▶ _Activity_
Each record that follows must be given again without alteration.

Data items:
*-*-*
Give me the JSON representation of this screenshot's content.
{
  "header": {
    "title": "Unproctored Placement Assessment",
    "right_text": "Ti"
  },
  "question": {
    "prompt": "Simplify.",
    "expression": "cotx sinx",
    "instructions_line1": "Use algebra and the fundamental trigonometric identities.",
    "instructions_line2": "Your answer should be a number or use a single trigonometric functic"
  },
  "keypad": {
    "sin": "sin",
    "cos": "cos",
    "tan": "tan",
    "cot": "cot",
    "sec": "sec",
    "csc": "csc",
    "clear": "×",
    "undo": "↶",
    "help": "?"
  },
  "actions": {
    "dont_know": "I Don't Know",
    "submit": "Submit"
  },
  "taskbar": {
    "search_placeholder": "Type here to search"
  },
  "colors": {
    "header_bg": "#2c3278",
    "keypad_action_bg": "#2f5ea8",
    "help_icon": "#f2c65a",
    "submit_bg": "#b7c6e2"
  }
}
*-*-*
▶ _Answer section_
Give me the JSON representation of this screenshot's content.
{
  "header": {
    "title": "Unproctored Placement Assessment",
    "right_text": "Ti"
  },
  "question": {
    "prompt": "Simplify.",
    "expression": "cotx sinx",
    "instructions_line1": "Use algebra and the fundamental trigonometric identities.",
    "instructions_line2": "Your answer should be a number or use a single trigonometric functic"
  },
  "keypad": {
    "sin": "sin",
    "cos": "cos",
    "tan": "tan",
    "cot": "cot",
    "sec": "sec",
    "csc": "csc",
    "clear": "×",
    "undo": "↶",
    "help": "?"
  },
  "actions": {
    "dont_know": "I Don't Know",
    "submit": "Submit"
  },
  "taskbar": {
    "search_placeholder": "Type here to search"
  },
  "colors": {
    "header_bg": "#2c3278",
    "keypad_action_bg": "#2f5ea8",
    "help_icon": "#f2c65a",
    "submit_bg": "#b7c6e2"
  }
}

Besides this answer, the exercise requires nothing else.